"What this is doing is that it's messing with the officers," Schoolcraft tells the QAD investigators. "They're losing track of what's real and what's not real, what their duties are and what their duties aren't."
5. Even within QAD, there was a perception that the downgrading of crimes and the refusal to take complaints from citizens was more widespread than the department has admitted.
"The mayor's looking for it, the police commissioner's looking for it ... every commanding officer wants to show it," says a supervisor in QAD. "So there's motivation not to classify reports for the seven major crimes."
6. In a campaign to clear corners and building stoops in the neighborhood, the precinct commander and his subordinates issued orders that may have led patrol officers to violate citizens' civil rights. The commander ordered officers to make arrests even when they didn't witness the misconduct themselves. Cops were told to arrest people and "articulate" a charge later, or arrest people and hold them for hours simply for the purpose of clearing a corner, rather than for a specific criminal act.
"If they're on a corner, make 'em move" a sergeant says on November 23, 2008. "If they don't want to move, lock 'em up. Done deal. You can always articulate [a charge] later."
7. The explosion in stop-and-frisks over the past five years, the tapes suggest, may have as much to do with statistical quotas and avoiding "negative attention" as it does with some law enforcement strategy. That part of the article raises whether New Yorkers' civil rights were being violated for the purpose of a statistical category.
"How hard is a 250? I'm not saying make it up, but you can always articulate robbery, burglary, whatever the case may be," a sergeant says on March 13, 2009. "It's still a number. It keeps the hounds off."
8. The precinct's tactics, which are duplicated throughout the city, caused significant resentment in the community and allegations of civil rights violations. The worst case the Voice found was a woman suffering two broken wrists during an arrest for not having her ID even though she was a few steps from her home.
9. The staffing shortages currently plaguing the department also hit the 81st Precinct.
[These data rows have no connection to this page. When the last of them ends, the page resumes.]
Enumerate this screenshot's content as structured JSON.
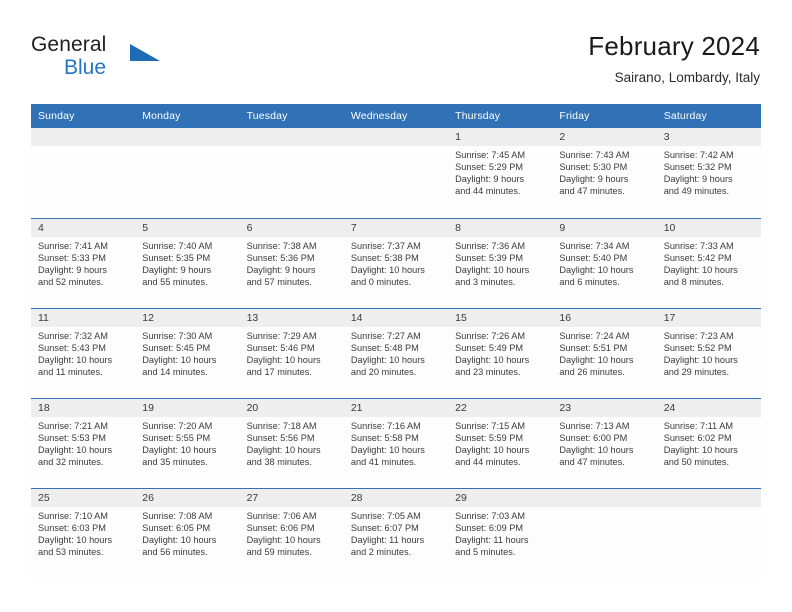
{
  "brand": {
    "name_top": "General",
    "name_bottom": "Blue"
  },
  "header": {
    "title": "February 2024",
    "location": "Sairano, Lombardy, Italy"
  },
  "weekday_headers": [
    "Sunday",
    "Monday",
    "Tuesday",
    "Wednesday",
    "Thursday",
    "Friday",
    "Saturday"
  ],
  "colors": {
    "header_blue": "#3072b5",
    "brand_blue": "#2276c4",
    "daynum_band": "#eeeeee",
    "text": "#3b3b3b"
  },
  "labels": {
    "sunrise_prefix": "Sunrise:",
    "sunset_prefix": "Sunset:",
    "daylight_prefix": "Daylight:"
  },
  "weeks": [
    [
      {
        "day": "",
        "empty": true
      },
      {
        "day": "",
        "empty": true
      },
      {
        "day": "",
        "empty": true
      },
      {
        "day": "",
        "empty": true
      },
      {
        "day": "1",
        "sunrise": "Sunrise: 7:45 AM",
        "sunset": "Sunset: 5:29 PM",
        "daylight_1": "Daylight: 9 hours",
        "daylight_2": "and 44 minutes."
      },
      {
        "day": "2",
        "sunrise": "Sunrise: 7:43 AM",
        "sunset": "Sunset: 5:30 PM",
        "daylight_1": "Daylight: 9 hours",
        "daylight_2": "and 47 minutes."
      },
      {
        "day": "3",
        "sunrise": "Sunrise: 7:42 AM",
        "sunset": "Sunset: 5:32 PM",
        "daylight_1": "Daylight: 9 hours",
        "daylight_2": "and 49 minutes."
      }
    ],
    [
      {
        "day": "4",
        "sunrise": "Sunrise: 7:41 AM",
        "sunset": "Sunset: 5:33 PM",
        "daylight_1": "Daylight: 9 hours",
        "daylight_2": "and 52 minutes."
      },
      {
        "day": "5",
        "sunrise": "Sunrise: 7:40 AM",
        "sunset": "Sunset: 5:35 PM",
        "daylight_1": "Daylight: 9 hours",
        "daylight_2": "and 55 minutes."
      },
      {
        "day": "6",
        "sunrise": "Sunrise: 7:38 AM",
        "sunset": "Sunset: 5:36 PM",
        "daylight_1": "Daylight: 9 hours",
        "daylight_2": "and 57 minutes."
      },
      {
        "day": "7",
        "sunrise": "Sunrise: 7:37 AM",
        "sunset": "Sunset: 5:38 PM",
        "daylight_1": "Daylight: 10 hours",
        "daylight_2": "and 0 minutes."
      },
      {
        "day": "8",
        "sunrise": "Sunrise: 7:36 AM",
        "sunset": "Sunset: 5:39 PM",
        "daylight_1": "Daylight: 10 hours",
        "daylight_2": "and 3 minutes."
      },
      {
        "day": "9",
        "sunrise": "Sunrise: 7:34 AM",
        "sunset": "Sunset: 5:40 PM",
        "daylight_1": "Daylight: 10 hours",
        "daylight_2": "and 6 minutes."
      },
      {
        "day": "10",
        "sunrise": "Sunrise: 7:33 AM",
        "sunset": "Sunset: 5:42 PM",
        "daylight_1": "Daylight: 10 hours",
        "daylight_2": "and 8 minutes."
      }
    ],
    [
      {
        "day": "11",
        "sunrise": "Sunrise: 7:32 AM",
        "sunset": "Sunset: 5:43 PM",
        "daylight_1": "Daylight: 10 hours",
        "daylight_2": "and 11 minutes."
      },
      {
        "day": "12",
        "sunrise": "Sunrise: 7:30 AM",
        "sunset": "Sunset: 5:45 PM",
        "daylight_1": "Daylight: 10 hours",
        "daylight_2": "and 14 minutes."
      },
      {
        "day": "13",
        "sunrise": "Sunrise: 7:29 AM",
        "sunset": "Sunset: 5:46 PM",
        "daylight_1": "Daylight: 10 hours",
        "daylight_2": "and 17 minutes."
      },
      {
        "day": "14",
        "sunrise": "Sunrise: 7:27 AM",
        "sunset": "Sunset: 5:48 PM",
        "daylight_1": "Daylight: 10 hours",
        "daylight_2": "and 20 minutes."
      },
      {
        "day": "15",
        "sunrise": "Sunrise: 7:26 AM",
        "sunset": "Sunset: 5:49 PM",
        "daylight_1": "Daylight: 10 hours",
        "daylight_2": "and 23 minutes."
      },
      {
        "day": "16",
        "sunrise": "Sunrise: 7:24 AM",
        "sunset": "Sunset: 5:51 PM",
        "daylight_1": "Daylight: 10 hours",
        "daylight_2": "and 26 minutes."
      },
      {
        "day": "17",
        "sunrise": "Sunrise: 7:23 AM",
        "sunset": "Sunset: 5:52 PM",
        "daylight_1": "Daylight: 10 hours",
        "daylight_2": "and 29 minutes."
      }
    ],
    [
      {
        "day": "18",
        "sunrise": "Sunrise: 7:21 AM",
        "sunset": "Sunset: 5:53 PM",
        "daylight_1": "Daylight: 10 hours",
        "daylight_2": "and 32 minutes."
      },
      {
        "day": "19",
        "sunrise": "Sunrise: 7:20 AM",
        "sunset": "Sunset: 5:55 PM",
        "daylight_1": "Daylight: 10 hours",
        "daylight_2": "and 35 minutes."
      },
      {
        "day": "20",
        "sunrise": "Sunrise: 7:18 AM",
        "sunset": "Sunset: 5:56 PM",
        "daylight_1": "Daylight: 10 hours",
        "daylight_2": "and 38 minutes."
      },
      {
        "day": "21",
        "sunrise": "Sunrise: 7:16 AM",
        "sunset": "Sunset: 5:58 PM",
        "daylight_1": "Daylight: 10 hours",
        "daylight_2": "and 41 minutes."
      },
      {
        "day": "22",
        "sunrise": "Sunrise: 7:15 AM",
        "sunset": "Sunset: 5:59 PM",
        "daylight_1": "Daylight: 10 hours",
        "daylight_2": "and 44 minutes."
      },
      {
        "day": "23",
        "sunrise": "Sunrise: 7:13 AM",
        "sunset": "Sunset: 6:00 PM",
        "daylight_1": "Daylight: 10 hours",
        "daylight_2": "and 47 minutes."
      },
      {
        "day": "24",
        "sunrise": "Sunrise: 7:11 AM",
        "sunset": "Sunset: 6:02 PM",
        "daylight_1": "Daylight: 10 hours",
        "daylight_2": "and 50 minutes."
      }
    ],
    [
      {
        "day": "25",
        "sunrise": "Sunrise: 7:10 AM",
        "sunset": "Sunset: 6:03 PM",
        "daylight_1": "Daylight: 10 hours",
        "daylight_2": "and 53 minutes."
      },
      {
        "day": "26",
        "sunrise": "Sunrise: 7:08 AM",
        "sunset": "Sunset: 6:05 PM",
        "daylight_1": "Daylight: 10 hours",
        "daylight_2": "and 56 minutes."
      },
      {
        "day": "27",
        "sunrise": "Sunrise: 7:06 AM",
        "sunset": "Sunset: 6:06 PM",
        "daylight_1": "Daylight: 10 hours",
        "daylight_2": "and 59 minutes."
      },
      {
        "day": "28",
        "sunrise": "Sunrise: 7:05 AM",
        "sunset": "Sunset: 6:07 PM",
        "daylight_1": "Daylight: 11 hours",
        "daylight_2": "and 2 minutes."
      },
      {
        "day": "29",
        "sunrise": "Sunrise: 7:03 AM",
        "sunset": "Sunset: 6:09 PM",
        "daylight_1": "Daylight: 11 hours",
        "daylight_2": "and 5 minutes."
      },
      {
        "day": "",
        "empty": true
      },
      {
        "day": "",
        "empty": true
      }
    ]
  ]
}
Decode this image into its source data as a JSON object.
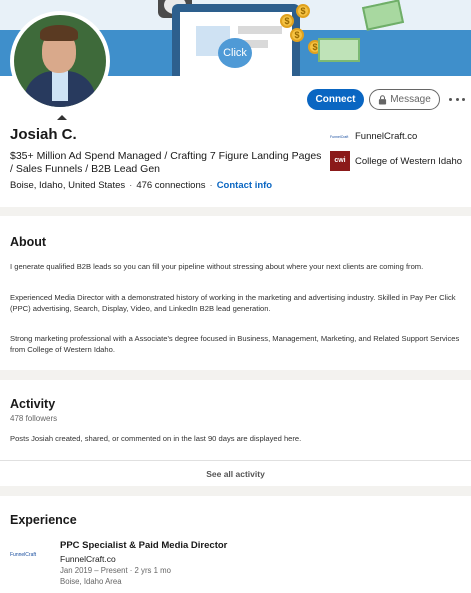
{
  "banner": {
    "click_label": "Click"
  },
  "profile": {
    "name": "Josiah C.",
    "headline": "$35+ Million Ad Spend Managed / Crafting 7 Figure Landing Pages / Sales Funnels / B2B Lead Gen",
    "location": "Boise, Idaho, United States",
    "connections": "476 connections",
    "contact_info": "Contact info",
    "actions": {
      "connect": "Connect",
      "message": "Message"
    },
    "orgs": [
      {
        "name": "FunnelCraft.co",
        "icon": "funnelcraft-logo",
        "logo_text": "FunnelCraft"
      },
      {
        "name": "College of Western Idaho",
        "icon": "cwi-logo",
        "logo_text": "cwi"
      }
    ]
  },
  "about": {
    "title": "About",
    "paragraphs": [
      "I generate qualified B2B leads so you can fill your pipeline without stressing about where your next clients are coming from.",
      "Experienced Media Director with a demonstrated history of working in the marketing and advertising industry. Skilled in Pay Per Click (PPC) advertising, Search, Display, Video, and LinkedIn B2B lead generation.",
      "Strong marketing professional with a Associate's degree focused in Business, Management, Marketing, and Related Support Services from College of Western Idaho."
    ]
  },
  "activity": {
    "title": "Activity",
    "followers": "478 followers",
    "note": "Posts Josiah created, shared, or commented on in the last 90 days are displayed here.",
    "see_all": "See all activity"
  },
  "experience": {
    "title": "Experience",
    "items": [
      {
        "logo_text": "FunnelCraft",
        "title": "PPC Specialist & Paid Media Director",
        "company": "FunnelCraft.co",
        "dates": "Jan 2019 – Present · 2 yrs 1 mo",
        "location": "Boise, Idaho Area"
      }
    ]
  },
  "colors": {
    "accent": "#0a66c2",
    "background": "#f3f2ef"
  }
}
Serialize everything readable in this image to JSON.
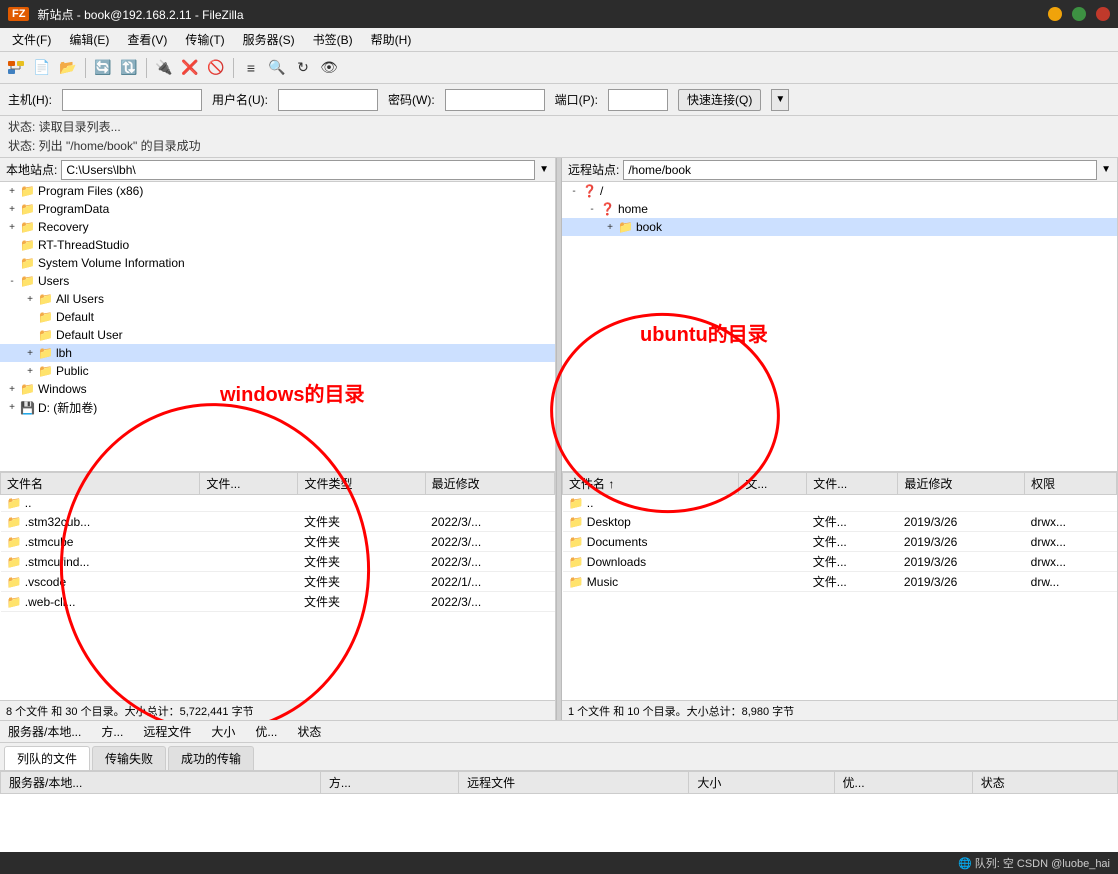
{
  "titlebar": {
    "logo": "FZ",
    "title": "新站点 - book@192.168.2.11 - FileZilla",
    "minimize": "●",
    "maximize": "●",
    "close": "●"
  },
  "menu": {
    "items": [
      "文件(F)",
      "编辑(E)",
      "查看(V)",
      "传输(T)",
      "服务器(S)",
      "书签(B)",
      "帮助(H)"
    ]
  },
  "addressbar": {
    "host_label": "主机(H):",
    "user_label": "用户名(U):",
    "pass_label": "密码(W):",
    "port_label": "端口(P):",
    "quickconnect": "快速连接(Q)"
  },
  "status": {
    "line1": "状态: 读取目录列表...",
    "line2": "状态: 列出 \"/home/book\" 的目录成功"
  },
  "local_panel": {
    "label": "本地站点:",
    "path": "C:\\Users\\lbh\\",
    "tree": [
      {
        "indent": 0,
        "expanded": false,
        "icon": "yellow",
        "name": "Program Files (x86)",
        "prefix": "+"
      },
      {
        "indent": 0,
        "expanded": false,
        "icon": "yellow",
        "name": "ProgramData",
        "prefix": "+"
      },
      {
        "indent": 0,
        "expanded": false,
        "icon": "yellow",
        "name": "Recovery",
        "prefix": "+"
      },
      {
        "indent": 0,
        "expanded": false,
        "icon": "yellow",
        "name": "RT-ThreadStudio",
        "prefix": ""
      },
      {
        "indent": 0,
        "expanded": false,
        "icon": "yellow",
        "name": "System Volume Information",
        "prefix": ""
      },
      {
        "indent": 0,
        "expanded": true,
        "icon": "yellow",
        "name": "Users",
        "prefix": "-"
      },
      {
        "indent": 1,
        "expanded": false,
        "icon": "yellow",
        "name": "All Users",
        "prefix": "+"
      },
      {
        "indent": 1,
        "expanded": false,
        "icon": "yellow",
        "name": "Default",
        "prefix": ""
      },
      {
        "indent": 1,
        "expanded": false,
        "icon": "yellow",
        "name": "Default User",
        "prefix": ""
      },
      {
        "indent": 1,
        "expanded": false,
        "icon": "purple",
        "name": "lbh",
        "prefix": "+"
      },
      {
        "indent": 1,
        "expanded": false,
        "icon": "yellow",
        "name": "Public",
        "prefix": "+"
      },
      {
        "indent": 0,
        "expanded": false,
        "icon": "yellow",
        "name": "Windows",
        "prefix": "+"
      },
      {
        "indent": 0,
        "expanded": false,
        "icon": "drive",
        "name": "D: (新加卷)",
        "prefix": "+"
      }
    ],
    "files": {
      "columns": [
        "文件名",
        "文件...",
        "文件类型",
        "最近修改"
      ],
      "rows": [
        {
          "name": "..",
          "size": "",
          "type": "",
          "date": ""
        },
        {
          "name": ".stm32cub...",
          "size": "",
          "type": "文件夹",
          "date": "2022/3/..."
        },
        {
          "name": ".stmcube",
          "size": "",
          "type": "文件夹",
          "date": "2022/3/..."
        },
        {
          "name": ".stmcufind...",
          "size": "",
          "type": "文件夹",
          "date": "2022/3/..."
        },
        {
          "name": ".vscode",
          "size": "",
          "type": "文件夹",
          "date": "2022/1/..."
        },
        {
          "name": ".web-cli...",
          "size": "",
          "type": "文件夹",
          "date": "2022/3/..."
        }
      ]
    },
    "summary": "8 个文件 和 30 个目录。大小总计：5,722,441 字节"
  },
  "remote_panel": {
    "label": "远程站点:",
    "path": "/home/book",
    "tree": [
      {
        "indent": 0,
        "expanded": true,
        "icon": "question",
        "name": "/",
        "prefix": "-"
      },
      {
        "indent": 1,
        "expanded": true,
        "icon": "question",
        "name": "home",
        "prefix": "-"
      },
      {
        "indent": 2,
        "expanded": false,
        "icon": "purple",
        "name": "book",
        "prefix": "+"
      }
    ],
    "files": {
      "columns": [
        "文件名",
        "文...",
        "文件...",
        "最近修改",
        "权限"
      ],
      "rows": [
        {
          "name": "..",
          "size": "",
          "type": "",
          "date": "",
          "perm": ""
        },
        {
          "name": "Desktop",
          "size": "",
          "type": "文件...",
          "date": "2019/3/26",
          "perm": "drwx..."
        },
        {
          "name": "Documents",
          "size": "",
          "type": "文件...",
          "date": "2019/3/26",
          "perm": "drwx..."
        },
        {
          "name": "Downloads",
          "size": "",
          "type": "文件...",
          "date": "2019/3/26",
          "perm": "drwx..."
        },
        {
          "name": "Music",
          "size": "",
          "type": "文件...",
          "date": "2019/3/26",
          "perm": "drw..."
        }
      ]
    },
    "summary": "1 个文件 和 10 个目录。大小总计：8,980 字节"
  },
  "bottom_status": {
    "col1": "服务器/本地...",
    "col2": "方...",
    "col3": "远程文件",
    "col4": "大小",
    "col5": "优...",
    "col6": "状态"
  },
  "transfer_tabs": {
    "tab1": "列队的文件",
    "tab2": "传输失败",
    "tab3": "成功的传输"
  },
  "system_bar": {
    "left": "",
    "right": "🌐 队列: 空   CSDN @luobe_hai"
  },
  "annotations": {
    "windows": "windows的目录",
    "ubuntu": "ubuntu的目录"
  }
}
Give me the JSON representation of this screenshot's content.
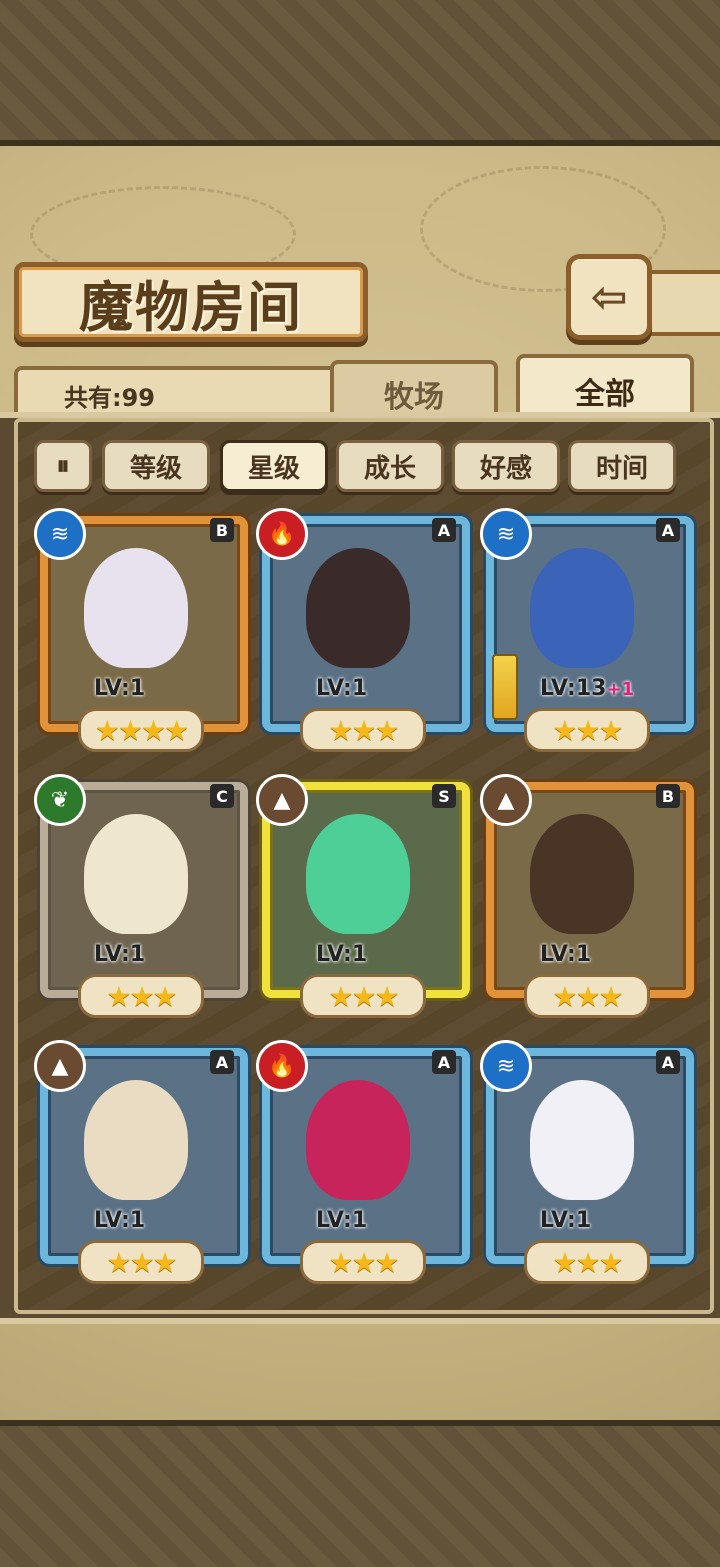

To make up the difference, precinct supervisors ordered forced overtime, left sectors unpatrolled, refused of days off, and pulled cops from the plainclothes units.
"Where is everybody?" a lieutenant wonders on October 27, 2009. "This is going to be a bad month."